A closer look at the report reveals that the EEOC filed 91 discrimination lawsuits in 2022, down from 116 during the prior year. The commission also conducted fewer successful mediations in 2022: 6,578 mediations resulting in $170.4 million in 2022, compared to 6,664 mediations for $176.6 million in 2021. 

On the other hand, the EEOC saw a significant increase in the number of discrimination charges (complaints) filed by employees and applicants in 2022 (73,485 charges), compared to 61,331 in 2021. 

While these figures may be tied to workplace reopenings as the pandemic abated, the EEOC  redirected resources from processing pending charges in 2022 to developing new cases. This may also explain why the commission recovered less overall in 2022 than in the prior fiscal year.

What Employers Can Expect from the EEOC Going Forward

While the EEOC’s FY 2002 annual performance report follows its strategic plan, the report also reiterated the commission’s intent to focus on employers’ use of AI hiring tools, as previously reported (here). The report also highlighted other enforcement priorities, including racial and national origin discrimination and employment retaliation.
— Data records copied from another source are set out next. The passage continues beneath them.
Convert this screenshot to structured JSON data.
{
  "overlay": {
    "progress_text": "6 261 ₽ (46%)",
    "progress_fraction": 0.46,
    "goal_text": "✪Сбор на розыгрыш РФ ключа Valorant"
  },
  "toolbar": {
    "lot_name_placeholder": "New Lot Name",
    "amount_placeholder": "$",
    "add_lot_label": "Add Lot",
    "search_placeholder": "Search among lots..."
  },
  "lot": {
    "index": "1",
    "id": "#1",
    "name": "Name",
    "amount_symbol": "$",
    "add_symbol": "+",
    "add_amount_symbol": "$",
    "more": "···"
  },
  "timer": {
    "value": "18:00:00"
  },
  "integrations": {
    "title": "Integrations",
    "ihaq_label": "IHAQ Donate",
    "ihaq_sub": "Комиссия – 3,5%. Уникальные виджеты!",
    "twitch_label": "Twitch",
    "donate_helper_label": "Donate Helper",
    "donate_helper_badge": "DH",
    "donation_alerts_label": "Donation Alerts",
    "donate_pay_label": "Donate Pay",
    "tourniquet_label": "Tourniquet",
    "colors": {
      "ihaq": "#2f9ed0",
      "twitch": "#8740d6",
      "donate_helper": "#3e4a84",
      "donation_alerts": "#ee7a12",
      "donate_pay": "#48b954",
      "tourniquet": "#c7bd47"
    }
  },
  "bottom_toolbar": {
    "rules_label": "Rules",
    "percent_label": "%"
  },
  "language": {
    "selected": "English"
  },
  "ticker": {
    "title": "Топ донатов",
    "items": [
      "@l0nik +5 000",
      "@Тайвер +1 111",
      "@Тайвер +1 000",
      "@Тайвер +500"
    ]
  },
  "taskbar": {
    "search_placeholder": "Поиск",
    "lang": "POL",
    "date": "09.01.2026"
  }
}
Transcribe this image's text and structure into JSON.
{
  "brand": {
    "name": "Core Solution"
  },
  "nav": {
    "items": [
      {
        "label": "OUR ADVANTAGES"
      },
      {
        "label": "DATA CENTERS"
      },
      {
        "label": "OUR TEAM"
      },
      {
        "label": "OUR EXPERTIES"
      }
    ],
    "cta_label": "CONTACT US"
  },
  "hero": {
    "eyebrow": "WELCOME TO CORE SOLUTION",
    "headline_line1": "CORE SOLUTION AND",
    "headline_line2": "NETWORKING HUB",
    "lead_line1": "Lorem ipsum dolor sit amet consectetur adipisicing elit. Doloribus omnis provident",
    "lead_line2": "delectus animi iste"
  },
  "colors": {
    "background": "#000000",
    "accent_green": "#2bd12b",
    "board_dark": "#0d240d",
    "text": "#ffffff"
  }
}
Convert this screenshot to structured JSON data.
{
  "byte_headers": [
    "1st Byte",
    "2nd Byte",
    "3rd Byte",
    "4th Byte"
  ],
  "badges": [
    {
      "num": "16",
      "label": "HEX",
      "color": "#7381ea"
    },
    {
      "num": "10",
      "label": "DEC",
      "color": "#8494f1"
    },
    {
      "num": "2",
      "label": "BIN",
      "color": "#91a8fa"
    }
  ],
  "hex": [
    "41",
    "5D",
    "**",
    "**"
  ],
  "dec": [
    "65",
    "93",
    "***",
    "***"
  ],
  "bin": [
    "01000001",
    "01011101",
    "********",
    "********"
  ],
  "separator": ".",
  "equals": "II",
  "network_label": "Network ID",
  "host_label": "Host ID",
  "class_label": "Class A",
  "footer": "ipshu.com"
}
Key Takeaways

Given the report’s emphasis on the use of AI in the workplace, employers can expect the EEOC to focus on automated technology in the hiring process. Employers in New York must ensure their use of AI tools does not lead to discriminator hiring practices.

Because racial discrimination and retaliation will continue to be an enforcement priority, employers should also ensure that managers and employees receive proper training on these issues. Finally, while the EEOC’s enforcement activity saw a dropoff in 2022, employers can expect a renewed emphasis on discrimination litigation and mediation efforts. 

As for employees, the EEOC remains the nation’s employment watchdog. Moreover, workers in New York have powerful legal protections under state and city laws. If you suspect your employer has discriminated against or retaliated against you, talk to an experienced employment lawyer.

About the Author
Douglas Lipsky is a co-founding partner of Lipsky Lowe LLP. He has extensive experience in all areas of employment law, including discrimination, sexual harassment, hostile work environment, retaliation, wrongful discharge, breach of contract, unpaid overtime, and unpaid tips. He also represents clients in complex wage and hour claims, including collective actions under the federal Fair Labor Standards Act and class actions under the laws of many different states. If you have questions about this article, contact Douglas today.